This group was referred to as the Technical Working Group, or TWG. On August 14, 1995, an ad hoc group formed from five computer companies issued a press release stating that they would only accept a single format; the TWG voted to boycott both formats unless the two camps agreed on a converged standard. They recruited president of IBM, to pressure the executives of the warring factions. In one significant compromise, the MMCD and SD groups agreed to adopt proposal SD 9, which specified that both layers of the dual-layered disc be read from the same side—instead of proposal SD 10, which would have created a two-sided disc that users would have to turn over; as a result, the DVD specification provided a storage capacity of 4.7 GB for a single-layered, single-sided disc and 8.5 GB for a dual-layered, single-sided disc. The DVD specification ended up similar to Toshiba and Matsushita's Super Density Disc, except for the dual-layer option and EFMPlus modulation designed by Kees Schouhamer Immink.

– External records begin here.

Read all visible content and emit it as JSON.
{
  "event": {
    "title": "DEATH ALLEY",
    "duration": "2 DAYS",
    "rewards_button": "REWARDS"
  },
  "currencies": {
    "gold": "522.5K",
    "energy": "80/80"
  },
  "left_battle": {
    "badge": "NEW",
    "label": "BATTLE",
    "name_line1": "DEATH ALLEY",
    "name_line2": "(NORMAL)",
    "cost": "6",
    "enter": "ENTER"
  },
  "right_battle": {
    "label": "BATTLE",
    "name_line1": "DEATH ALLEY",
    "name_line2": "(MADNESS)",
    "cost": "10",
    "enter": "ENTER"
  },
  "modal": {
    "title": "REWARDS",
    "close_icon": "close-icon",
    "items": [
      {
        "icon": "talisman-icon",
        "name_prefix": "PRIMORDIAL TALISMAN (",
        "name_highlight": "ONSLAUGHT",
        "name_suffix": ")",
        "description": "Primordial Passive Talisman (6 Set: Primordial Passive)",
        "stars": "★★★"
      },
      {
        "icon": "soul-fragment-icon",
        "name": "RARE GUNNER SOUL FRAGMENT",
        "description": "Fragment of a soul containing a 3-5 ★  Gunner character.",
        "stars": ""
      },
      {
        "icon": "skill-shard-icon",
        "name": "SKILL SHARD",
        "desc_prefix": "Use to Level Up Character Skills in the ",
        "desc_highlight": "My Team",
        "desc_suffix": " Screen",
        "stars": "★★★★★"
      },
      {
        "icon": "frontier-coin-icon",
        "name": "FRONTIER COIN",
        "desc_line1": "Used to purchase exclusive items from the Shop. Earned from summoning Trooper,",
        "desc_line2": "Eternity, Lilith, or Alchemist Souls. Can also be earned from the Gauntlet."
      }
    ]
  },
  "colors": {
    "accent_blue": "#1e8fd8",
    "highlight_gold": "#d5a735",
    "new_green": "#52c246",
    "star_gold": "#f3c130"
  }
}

Philips and Sony decided that it was in their best interests to end the format war, agreed to unify with companies backing the Super Density Disc to release a single format, with technologies from both. After other compromises between MMCD and SD, the computer companies through TWG won the day, a single format was agreed upon; the TWG collaborated with the Optical Storage Technology Association on the use of their implementation of the ISO-13346 file system for use on the new DVDs. Movie and home entertainment distributors adopted the DVD format to replace the ubiquitous VHS tape as the primary consumer digital video distribution format, they embraced DVD as it produced higher quality video and sound, provided superior data lifespan, could be interactive. Interactivity on LaserDiscs had proven desirable to consumers collectors; when LaserDisc prices dropped from $100 per
Dogs of War (album)
Dogs of War is the twelfth studio album by the heavy metal band Saxon, released in 1995. It is the last album with Graham Oliver on guitar. All lyrics written by Byford/Glockler. A 2006 CD re-issue on SPV/Steamhammer Records includes two bonus live tracks: "The Great White Buffalo" and "Denim and Leather" recorded in 1995. Biff Byford - vocals Graham Oliver - guitars Paul Quinn - guitars Nibbs Carter - bass guitar Nigel Glockler - drums Rainer Hainsel - guitars ProductionBiff Byford - producer, mixing Rainer Hänsel - producer Kalle Trapp - mixing engineer John Mc Lane - mixing engineer Gems Studio in Boston, England - recording location Karo Studios, Germany - mixing location Paul R. Gregory - artwork